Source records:

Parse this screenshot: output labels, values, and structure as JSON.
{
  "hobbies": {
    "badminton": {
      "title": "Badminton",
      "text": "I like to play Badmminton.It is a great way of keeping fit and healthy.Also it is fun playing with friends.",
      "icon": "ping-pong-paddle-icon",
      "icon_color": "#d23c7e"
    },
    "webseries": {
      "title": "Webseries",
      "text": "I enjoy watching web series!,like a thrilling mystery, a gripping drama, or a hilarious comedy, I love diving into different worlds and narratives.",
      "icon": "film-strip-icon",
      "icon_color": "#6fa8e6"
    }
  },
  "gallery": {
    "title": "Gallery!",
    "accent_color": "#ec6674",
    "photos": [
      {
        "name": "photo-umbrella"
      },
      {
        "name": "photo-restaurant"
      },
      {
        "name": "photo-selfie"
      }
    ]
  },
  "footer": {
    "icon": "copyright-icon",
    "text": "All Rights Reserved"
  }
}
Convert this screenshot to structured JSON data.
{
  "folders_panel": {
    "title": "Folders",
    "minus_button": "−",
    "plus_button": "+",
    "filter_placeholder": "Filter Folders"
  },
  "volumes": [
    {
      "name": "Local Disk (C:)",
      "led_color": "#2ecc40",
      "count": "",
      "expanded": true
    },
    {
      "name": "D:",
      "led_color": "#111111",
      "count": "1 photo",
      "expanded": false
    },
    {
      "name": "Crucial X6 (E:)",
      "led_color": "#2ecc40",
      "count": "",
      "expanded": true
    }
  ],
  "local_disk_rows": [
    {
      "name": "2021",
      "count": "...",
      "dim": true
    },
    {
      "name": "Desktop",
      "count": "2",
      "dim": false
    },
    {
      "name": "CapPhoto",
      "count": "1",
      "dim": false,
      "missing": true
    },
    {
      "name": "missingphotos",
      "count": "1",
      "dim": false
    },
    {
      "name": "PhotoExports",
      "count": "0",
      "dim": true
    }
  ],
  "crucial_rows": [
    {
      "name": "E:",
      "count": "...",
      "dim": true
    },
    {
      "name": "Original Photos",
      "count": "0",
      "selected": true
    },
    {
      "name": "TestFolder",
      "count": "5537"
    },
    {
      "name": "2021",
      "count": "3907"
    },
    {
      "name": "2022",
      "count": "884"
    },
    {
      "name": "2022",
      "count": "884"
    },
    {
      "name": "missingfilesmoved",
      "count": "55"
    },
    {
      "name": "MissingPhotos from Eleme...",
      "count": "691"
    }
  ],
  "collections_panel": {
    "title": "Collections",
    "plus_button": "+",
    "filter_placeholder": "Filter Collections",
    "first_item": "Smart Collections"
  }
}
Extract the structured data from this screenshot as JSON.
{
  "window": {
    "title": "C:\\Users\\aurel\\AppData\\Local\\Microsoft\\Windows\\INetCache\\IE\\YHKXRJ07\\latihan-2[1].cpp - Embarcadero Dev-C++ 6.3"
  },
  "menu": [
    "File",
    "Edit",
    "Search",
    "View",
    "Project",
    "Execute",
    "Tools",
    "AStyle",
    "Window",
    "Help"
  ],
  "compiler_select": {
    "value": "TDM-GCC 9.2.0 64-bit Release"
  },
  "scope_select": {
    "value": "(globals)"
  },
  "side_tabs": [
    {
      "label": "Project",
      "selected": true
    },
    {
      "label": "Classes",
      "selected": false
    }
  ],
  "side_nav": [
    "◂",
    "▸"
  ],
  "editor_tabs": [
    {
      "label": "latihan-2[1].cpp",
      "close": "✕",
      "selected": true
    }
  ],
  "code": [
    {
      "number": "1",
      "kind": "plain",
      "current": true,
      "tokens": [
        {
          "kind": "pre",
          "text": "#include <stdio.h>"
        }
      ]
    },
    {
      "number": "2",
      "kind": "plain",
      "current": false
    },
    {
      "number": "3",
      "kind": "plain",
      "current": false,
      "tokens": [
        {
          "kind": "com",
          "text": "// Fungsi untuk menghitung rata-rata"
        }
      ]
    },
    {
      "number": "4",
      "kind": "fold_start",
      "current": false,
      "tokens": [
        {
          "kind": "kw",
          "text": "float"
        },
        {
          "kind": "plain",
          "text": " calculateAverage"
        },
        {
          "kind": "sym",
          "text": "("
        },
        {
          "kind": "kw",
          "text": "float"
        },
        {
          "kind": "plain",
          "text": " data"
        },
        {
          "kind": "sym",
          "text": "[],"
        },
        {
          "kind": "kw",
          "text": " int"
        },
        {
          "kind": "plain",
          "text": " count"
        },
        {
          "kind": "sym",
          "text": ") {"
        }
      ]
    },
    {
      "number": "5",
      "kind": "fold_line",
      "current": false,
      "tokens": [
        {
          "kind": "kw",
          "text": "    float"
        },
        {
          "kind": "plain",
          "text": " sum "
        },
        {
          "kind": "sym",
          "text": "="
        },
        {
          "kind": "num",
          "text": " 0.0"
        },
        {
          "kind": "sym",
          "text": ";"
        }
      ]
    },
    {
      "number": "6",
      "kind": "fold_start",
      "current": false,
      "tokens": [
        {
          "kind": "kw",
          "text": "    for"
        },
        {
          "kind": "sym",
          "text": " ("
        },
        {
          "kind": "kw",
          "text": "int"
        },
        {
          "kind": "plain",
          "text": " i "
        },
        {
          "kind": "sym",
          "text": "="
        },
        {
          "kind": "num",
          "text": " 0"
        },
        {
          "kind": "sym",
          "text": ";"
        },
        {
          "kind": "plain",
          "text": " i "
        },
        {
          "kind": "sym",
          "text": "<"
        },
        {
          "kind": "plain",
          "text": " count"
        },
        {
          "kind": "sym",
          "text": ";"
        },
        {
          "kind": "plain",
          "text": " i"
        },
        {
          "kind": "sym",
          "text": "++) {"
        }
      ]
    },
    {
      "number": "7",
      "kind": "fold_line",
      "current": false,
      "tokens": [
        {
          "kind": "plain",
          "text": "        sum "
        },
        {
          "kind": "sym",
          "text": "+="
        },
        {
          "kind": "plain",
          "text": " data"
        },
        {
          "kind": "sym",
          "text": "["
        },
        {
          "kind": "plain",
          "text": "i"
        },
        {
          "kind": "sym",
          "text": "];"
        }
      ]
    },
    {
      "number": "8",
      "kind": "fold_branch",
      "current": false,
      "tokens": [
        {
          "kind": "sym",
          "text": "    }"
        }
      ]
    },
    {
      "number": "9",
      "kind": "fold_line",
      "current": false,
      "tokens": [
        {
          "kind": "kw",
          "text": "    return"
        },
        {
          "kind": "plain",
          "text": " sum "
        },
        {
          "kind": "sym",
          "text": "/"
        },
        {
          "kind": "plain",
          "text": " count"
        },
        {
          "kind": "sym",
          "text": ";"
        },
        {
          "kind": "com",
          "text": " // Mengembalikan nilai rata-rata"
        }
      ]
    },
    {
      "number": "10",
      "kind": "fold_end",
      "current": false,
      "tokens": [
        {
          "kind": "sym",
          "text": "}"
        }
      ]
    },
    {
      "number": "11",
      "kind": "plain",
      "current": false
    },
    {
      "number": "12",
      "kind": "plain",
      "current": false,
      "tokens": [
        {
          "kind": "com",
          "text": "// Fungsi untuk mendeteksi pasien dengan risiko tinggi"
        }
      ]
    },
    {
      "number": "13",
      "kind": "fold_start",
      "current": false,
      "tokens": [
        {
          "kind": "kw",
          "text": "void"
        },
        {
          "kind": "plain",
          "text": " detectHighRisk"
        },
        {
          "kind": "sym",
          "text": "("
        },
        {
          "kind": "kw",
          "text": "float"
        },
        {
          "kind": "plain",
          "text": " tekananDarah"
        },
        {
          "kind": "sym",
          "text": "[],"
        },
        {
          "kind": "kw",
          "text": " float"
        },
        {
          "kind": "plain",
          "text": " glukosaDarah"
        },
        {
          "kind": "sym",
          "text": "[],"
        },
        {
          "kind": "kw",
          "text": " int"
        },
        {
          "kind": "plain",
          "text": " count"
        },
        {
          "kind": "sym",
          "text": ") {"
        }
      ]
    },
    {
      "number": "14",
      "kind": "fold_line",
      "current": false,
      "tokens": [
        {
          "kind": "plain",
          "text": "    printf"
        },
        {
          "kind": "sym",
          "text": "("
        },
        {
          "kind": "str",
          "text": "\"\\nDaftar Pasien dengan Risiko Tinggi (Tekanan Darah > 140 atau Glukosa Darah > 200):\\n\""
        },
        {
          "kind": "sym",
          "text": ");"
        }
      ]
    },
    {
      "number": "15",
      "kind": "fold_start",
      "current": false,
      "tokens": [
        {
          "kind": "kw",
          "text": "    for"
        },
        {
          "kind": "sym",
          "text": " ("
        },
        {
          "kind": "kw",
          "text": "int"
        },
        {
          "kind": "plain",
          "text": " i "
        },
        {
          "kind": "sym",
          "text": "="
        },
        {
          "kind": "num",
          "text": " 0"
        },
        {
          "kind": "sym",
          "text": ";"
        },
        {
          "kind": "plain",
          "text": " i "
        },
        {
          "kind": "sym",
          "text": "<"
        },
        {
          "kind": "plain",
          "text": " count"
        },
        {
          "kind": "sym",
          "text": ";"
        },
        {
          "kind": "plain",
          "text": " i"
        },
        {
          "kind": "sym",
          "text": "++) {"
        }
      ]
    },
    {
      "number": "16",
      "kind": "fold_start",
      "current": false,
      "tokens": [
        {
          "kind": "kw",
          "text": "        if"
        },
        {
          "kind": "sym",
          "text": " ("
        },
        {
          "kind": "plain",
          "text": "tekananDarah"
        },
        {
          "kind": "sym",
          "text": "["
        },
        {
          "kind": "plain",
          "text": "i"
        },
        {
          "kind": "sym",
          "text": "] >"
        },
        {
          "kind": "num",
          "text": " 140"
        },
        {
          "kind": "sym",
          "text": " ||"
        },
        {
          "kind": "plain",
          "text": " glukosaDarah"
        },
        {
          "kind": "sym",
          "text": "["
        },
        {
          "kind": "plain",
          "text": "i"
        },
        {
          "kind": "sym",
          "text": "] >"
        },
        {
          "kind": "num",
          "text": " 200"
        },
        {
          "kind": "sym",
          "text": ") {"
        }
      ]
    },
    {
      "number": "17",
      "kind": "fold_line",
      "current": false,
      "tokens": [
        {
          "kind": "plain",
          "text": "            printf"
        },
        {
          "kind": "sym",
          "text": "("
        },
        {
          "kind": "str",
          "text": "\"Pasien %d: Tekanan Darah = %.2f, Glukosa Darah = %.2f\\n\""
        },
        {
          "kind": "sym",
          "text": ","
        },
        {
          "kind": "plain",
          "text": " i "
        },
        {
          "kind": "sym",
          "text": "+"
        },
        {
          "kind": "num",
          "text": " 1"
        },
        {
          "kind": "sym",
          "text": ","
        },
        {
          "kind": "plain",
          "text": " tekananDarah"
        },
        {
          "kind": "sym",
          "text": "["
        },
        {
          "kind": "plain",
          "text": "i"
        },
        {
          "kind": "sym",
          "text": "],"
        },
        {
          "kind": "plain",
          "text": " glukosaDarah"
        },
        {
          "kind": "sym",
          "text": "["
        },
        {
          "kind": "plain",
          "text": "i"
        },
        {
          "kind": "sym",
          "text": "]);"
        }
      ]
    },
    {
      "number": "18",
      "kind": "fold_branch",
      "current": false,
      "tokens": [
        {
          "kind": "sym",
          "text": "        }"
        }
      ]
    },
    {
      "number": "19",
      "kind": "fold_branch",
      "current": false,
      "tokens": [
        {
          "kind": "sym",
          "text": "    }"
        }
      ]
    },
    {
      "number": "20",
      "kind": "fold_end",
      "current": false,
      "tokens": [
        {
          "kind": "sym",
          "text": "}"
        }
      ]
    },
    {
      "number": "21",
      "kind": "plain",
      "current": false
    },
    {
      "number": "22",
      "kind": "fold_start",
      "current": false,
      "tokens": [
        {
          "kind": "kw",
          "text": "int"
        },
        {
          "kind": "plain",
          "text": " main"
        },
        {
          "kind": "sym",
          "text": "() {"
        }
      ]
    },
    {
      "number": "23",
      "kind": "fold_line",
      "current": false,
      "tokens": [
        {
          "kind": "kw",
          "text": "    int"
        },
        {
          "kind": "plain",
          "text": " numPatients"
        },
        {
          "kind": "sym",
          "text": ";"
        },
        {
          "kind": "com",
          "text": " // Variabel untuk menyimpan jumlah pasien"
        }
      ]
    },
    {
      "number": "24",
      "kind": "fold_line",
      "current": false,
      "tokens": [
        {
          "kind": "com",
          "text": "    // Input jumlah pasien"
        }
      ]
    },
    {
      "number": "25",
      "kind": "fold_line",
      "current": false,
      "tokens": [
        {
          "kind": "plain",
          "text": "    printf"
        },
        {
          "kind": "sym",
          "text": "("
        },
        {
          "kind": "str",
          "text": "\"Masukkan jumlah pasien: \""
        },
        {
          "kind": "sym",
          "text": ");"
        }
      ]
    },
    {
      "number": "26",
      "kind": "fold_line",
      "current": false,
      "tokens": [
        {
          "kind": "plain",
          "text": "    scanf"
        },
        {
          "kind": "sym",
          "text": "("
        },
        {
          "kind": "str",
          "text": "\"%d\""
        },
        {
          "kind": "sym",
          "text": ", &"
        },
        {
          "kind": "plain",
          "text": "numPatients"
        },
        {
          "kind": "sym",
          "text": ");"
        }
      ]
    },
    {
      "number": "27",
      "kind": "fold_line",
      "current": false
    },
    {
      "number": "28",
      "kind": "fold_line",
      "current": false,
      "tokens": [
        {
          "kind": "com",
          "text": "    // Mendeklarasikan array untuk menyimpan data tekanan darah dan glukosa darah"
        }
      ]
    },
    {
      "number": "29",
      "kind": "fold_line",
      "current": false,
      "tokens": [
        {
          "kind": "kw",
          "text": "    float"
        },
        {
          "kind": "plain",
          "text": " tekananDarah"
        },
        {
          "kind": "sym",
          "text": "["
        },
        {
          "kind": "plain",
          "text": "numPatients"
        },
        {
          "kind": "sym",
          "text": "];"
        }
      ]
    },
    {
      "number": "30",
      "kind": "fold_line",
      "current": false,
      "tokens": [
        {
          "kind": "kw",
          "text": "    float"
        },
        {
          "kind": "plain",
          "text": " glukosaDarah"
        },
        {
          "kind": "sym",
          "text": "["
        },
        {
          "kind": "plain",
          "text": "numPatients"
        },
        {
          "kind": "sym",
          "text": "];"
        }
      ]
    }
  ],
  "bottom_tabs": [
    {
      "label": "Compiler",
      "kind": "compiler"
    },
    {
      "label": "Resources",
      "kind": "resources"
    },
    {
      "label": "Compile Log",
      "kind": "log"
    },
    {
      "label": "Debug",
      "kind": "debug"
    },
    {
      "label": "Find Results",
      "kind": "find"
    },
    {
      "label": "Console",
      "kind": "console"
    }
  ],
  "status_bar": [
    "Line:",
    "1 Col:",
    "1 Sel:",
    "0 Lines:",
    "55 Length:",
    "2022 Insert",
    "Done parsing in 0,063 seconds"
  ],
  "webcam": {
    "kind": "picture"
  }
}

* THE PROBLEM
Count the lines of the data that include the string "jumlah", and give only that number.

* FINISHED TASK
3